■ Data records for software interfaces:

_____

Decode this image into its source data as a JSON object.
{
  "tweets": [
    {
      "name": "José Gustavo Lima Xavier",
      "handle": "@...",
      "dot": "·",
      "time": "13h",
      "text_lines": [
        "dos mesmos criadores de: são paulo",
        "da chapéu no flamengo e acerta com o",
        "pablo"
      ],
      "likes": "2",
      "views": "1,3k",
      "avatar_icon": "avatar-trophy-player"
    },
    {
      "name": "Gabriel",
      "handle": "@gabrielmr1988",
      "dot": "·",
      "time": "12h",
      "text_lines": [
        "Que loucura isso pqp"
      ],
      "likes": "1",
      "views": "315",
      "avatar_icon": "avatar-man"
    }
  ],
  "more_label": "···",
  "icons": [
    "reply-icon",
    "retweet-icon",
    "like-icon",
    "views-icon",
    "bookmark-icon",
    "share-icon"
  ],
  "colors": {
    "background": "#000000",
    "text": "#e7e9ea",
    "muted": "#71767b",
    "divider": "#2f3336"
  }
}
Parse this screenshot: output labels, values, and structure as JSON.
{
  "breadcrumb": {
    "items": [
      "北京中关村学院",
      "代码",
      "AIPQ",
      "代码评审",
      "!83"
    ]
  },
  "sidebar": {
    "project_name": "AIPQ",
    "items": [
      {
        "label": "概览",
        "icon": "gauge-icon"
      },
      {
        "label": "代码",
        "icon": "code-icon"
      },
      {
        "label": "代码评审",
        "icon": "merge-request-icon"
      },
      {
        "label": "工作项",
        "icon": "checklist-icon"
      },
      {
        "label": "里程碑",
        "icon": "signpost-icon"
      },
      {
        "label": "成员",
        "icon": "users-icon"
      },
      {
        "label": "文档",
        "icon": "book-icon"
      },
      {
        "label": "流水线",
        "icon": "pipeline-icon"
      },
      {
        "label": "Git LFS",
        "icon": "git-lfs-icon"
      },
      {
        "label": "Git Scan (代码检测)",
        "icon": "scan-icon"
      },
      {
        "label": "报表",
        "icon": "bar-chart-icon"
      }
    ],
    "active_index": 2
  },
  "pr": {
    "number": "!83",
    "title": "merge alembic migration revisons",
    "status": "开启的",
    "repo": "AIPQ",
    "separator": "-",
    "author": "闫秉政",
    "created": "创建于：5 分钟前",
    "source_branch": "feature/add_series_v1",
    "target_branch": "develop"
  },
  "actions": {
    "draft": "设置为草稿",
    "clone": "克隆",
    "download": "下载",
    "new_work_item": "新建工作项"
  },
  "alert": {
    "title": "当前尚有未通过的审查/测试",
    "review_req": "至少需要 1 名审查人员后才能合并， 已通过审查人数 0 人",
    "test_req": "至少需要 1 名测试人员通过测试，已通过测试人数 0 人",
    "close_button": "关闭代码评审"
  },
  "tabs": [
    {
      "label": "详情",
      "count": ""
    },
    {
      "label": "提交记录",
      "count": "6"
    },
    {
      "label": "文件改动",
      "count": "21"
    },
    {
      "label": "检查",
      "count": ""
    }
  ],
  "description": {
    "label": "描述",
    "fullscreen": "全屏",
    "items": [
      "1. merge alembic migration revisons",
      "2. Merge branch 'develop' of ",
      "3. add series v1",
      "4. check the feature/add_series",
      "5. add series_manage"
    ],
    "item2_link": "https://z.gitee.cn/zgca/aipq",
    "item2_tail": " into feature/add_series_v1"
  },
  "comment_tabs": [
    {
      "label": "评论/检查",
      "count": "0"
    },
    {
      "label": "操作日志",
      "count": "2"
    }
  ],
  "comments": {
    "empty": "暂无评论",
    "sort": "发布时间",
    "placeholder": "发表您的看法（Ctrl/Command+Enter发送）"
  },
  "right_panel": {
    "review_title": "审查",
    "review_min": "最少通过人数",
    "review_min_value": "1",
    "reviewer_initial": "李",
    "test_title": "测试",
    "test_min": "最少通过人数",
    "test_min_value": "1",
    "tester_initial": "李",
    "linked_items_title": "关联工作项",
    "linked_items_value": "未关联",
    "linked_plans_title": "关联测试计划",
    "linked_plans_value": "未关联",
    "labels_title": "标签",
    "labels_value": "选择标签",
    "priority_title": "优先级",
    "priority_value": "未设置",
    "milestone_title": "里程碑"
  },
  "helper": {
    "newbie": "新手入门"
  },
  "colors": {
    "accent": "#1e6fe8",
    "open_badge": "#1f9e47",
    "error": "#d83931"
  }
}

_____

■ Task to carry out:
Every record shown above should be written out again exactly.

■ Output:
Decode this image into its source data as a JSON object.
{
  "tweets": [
    {
      "name": "José Gustavo Lima Xavier",
      "handle": "@...",
      "dot": "·",
      "time": "13h",
      "text_lines": [
        "dos mesmos criadores de: são paulo",
        "da chapéu no flamengo e acerta com o",
        "pablo"
      ],
      "likes": "2",
      "views": "1,3k",
      "avatar_icon": "avatar-trophy-player"
    },
    {
      "name": "Gabriel",
      "handle": "@gabrielmr1988",
      "dot": "·",
      "time": "12h",
      "text_lines": [
        "Que loucura isso pqp"
      ],
      "likes": "1",
      "views": "315",
      "avatar_icon": "avatar-man"
    }
  ],
  "more_label": "···",
  "icons": [
    "reply-icon",
    "retweet-icon",
    "like-icon",
    "views-icon",
    "bookmark-icon",
    "share-icon"
  ],
  "colors": {
    "background": "#000000",
    "text": "#e7e9ea",
    "muted": "#71767b",
    "divider": "#2f3336"
  }
}
Parse this screenshot: output labels, values, and structure as JSON.
{
  "breadcrumb": {
    "items": [
      "北京中关村学院",
      "代码",
      "AIPQ",
      "代码评审",
      "!83"
    ]
  },
  "sidebar": {
    "project_name": "AIPQ",
    "items": [
      {
        "label": "概览",
        "icon": "gauge-icon"
      },
      {
        "label": "代码",
        "icon": "code-icon"
      },
      {
        "label": "代码评审",
        "icon": "merge-request-icon"
      },
      {
        "label": "工作项",
        "icon": "checklist-icon"
      },
      {
        "label": "里程碑",
        "icon": "signpost-icon"
      },
      {
        "label": "成员",
        "icon": "users-icon"
      },
      {
        "label": "文档",
        "icon": "book-icon"
      },
      {
        "label": "流水线",
        "icon": "pipeline-icon"
      },
      {
        "label": "Git LFS",
        "icon": "git-lfs-icon"
      },
      {
        "label": "Git Scan (代码检测)",
        "icon": "scan-icon"
      },
      {
        "label": "报表",
        "icon": "bar-chart-icon"
      }
    ],
    "active_index": 2
  },
  "pr": {
    "number": "!83",
    "title": "merge alembic migration revisons",
    "status": "开启的",
    "repo": "AIPQ",
    "separator": "-",
    "author": "闫秉政",
    "created": "创建于：5 分钟前",
    "source_branch": "feature/add_series_v1",
    "target_branch": "develop"
  },
  "actions": {
    "draft": "设置为草稿",
    "clone": "克隆",
    "download": "下载",
    "new_work_item": "新建工作项"
  },
  "alert": {
    "title": "当前尚有未通过的审查/测试",
    "review_req": "至少需要 1 名审查人员后才能合并， 已通过审查人数 0 人",
    "test_req": "至少需要 1 名测试人员通过测试，已通过测试人数 0 人",
    "close_button": "关闭代码评审"
  },
  "tabs": [
    {
      "label": "详情",
      "count": ""
    },
    {
      "label": "提交记录",
      "count": "6"
    },
    {
      "label": "文件改动",
      "count": "21"
    },
    {
      "label": "检查",
      "count": ""
    }
  ],
  "description": {
    "label": "描述",
    "fullscreen": "全屏",
    "items": [
      "1. merge alembic migration revisons",
      "2. Merge branch 'develop' of ",
      "3. add series v1",
      "4. check the feature/add_series",
      "5. add series_manage"
    ],
    "item2_link": "https://z.gitee.cn/zgca/aipq",
    "item2_tail": " into feature/add_series_v1"
  },
  "comment_tabs": [
    {
      "label": "评论/检查",
      "count": "0"
    },
    {
      "label": "操作日志",
      "count": "2"
    }
  ],
  "comments": {
    "empty": "暂无评论",
    "sort": "发布时间",
    "placeholder": "发表您的看法（Ctrl/Command+Enter发送）"
  },
  "right_panel": {
    "review_title": "审查",
    "review_min": "最少通过人数",
    "review_min_value": "1",
    "reviewer_initial": "李",
    "test_title": "测试",
    "test_min": "最少通过人数",
    "test_min_value": "1",
    "tester_initial": "李",
    "linked_items_title": "关联工作项",
    "linked_items_value": "未关联",
    "linked_plans_title": "关联测试计划",
    "linked_plans_value": "未关联",
    "labels_title": "标签",
    "labels_value": "选择标签",
    "priority_title": "优先级",
    "priority_value": "未设置",
    "milestone_title": "里程碑"
  },
  "helper": {
    "newbie": "新手入门"
  },
  "colors": {
    "accent": "#1e6fe8",
    "open_badge": "#1f9e47",
    "error": "#d83931"
  }
}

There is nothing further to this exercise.